ROBERTS: Drawing a big crowd at the Berlin Zoon? Well, it turns out that Knut is no longer as "knut" as he once was. He's growing so fast that apparently, it's too dangerous to have these daily shows with his keepers at the zoo. The zoo also thinks that it's time that Knut started playing with the other bears.

FOREMAN: Did you say Knut? He's no longer so Knut?

ROBERTS: Knut is no longer as "knut" as he used to be.

FOREMAN: You know that a polar bear is the only bear on earth that primarily eats meat.

ROBERTS: And what color is its fur?

FOREMAN: It's clear. It's clear.

ROBERTS: You've been reading up.

FOREMAN: It reflects white light.

ROBERTS: Tom Foreman, "National Geographic" magazine reader.

FOREMAN: Send your questions, I'll answer them.

ROBERTS: All right.

And we want you to send us your "Shot" ideas. If you see some amazing video, tell us about it at We'll put your best clips on the program.

Up next, your feedback. A check of the 360 blog. It's what's "On the Rader," when 360 continues.


ROBERTS: Now, a look at what's "On the Radar" on the 360 blog. Some feedback on Drew Griffin's "Keeping them Honest" report tonight on California Congressman Jerry Lewis. Lewis is asking for $500,000 for a park not in his home district, but in Washington, D.C., just blocks from his home there.

Lorie Ann in Buellton, California, writes: Good job as usual. But I must admit I sometimes wonder when and if honesty will ever come back. You can't keep people honest who have not incentive to do the right thing. Exposure and shame are tools, but it seems sad that we've all come to that. So I'm afraid that piggy projects will keep coming to a neighborhood near all of us.

Sean in Kenmore, New York, says: If it smells like a horse and looks like a horse and you hear hoofbeats, don't try to tell me it's a zebra. My backyard is my own little park -- can Representative Lewis earmark a little piece of the pie for me?

And Judy in Brooklyn, New York, says: Way to go Drew! I love the "Keeping them Honest" segments on 360 and it is my hope that the 360 crew will keep shining the light on our elected officials who lack integrity.

Judy, don't worry. The 360 staff will be keeping everyone honest. Go to to weigh in on any story that you see here on 360. We welcome your thoughts.

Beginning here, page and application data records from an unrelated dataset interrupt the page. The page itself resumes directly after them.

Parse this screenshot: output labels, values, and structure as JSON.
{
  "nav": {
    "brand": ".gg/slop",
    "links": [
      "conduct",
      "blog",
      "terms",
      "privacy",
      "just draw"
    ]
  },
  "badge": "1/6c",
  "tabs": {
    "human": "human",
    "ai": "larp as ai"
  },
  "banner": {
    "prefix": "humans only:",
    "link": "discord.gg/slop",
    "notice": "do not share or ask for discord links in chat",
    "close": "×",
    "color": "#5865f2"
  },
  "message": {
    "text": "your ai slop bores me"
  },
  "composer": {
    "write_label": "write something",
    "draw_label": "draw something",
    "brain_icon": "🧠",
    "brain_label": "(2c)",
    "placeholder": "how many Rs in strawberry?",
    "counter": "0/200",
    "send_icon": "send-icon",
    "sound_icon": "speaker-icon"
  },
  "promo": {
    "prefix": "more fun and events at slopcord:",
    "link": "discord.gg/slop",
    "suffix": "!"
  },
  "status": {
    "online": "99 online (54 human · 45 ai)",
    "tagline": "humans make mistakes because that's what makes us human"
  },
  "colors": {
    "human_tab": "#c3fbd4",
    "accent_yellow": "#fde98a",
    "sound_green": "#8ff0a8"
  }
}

And that's it for this edition of 360. For Anderson Cooper, I'm John Roberts. I'll be up early with Kiran Chetry for "AMERICAN MORNING," as always, 6:00 to 9:00 Eastern.

For our international viewers, "CNN TODAY" is next. Here in the states, "LARRY KING" is coming right up.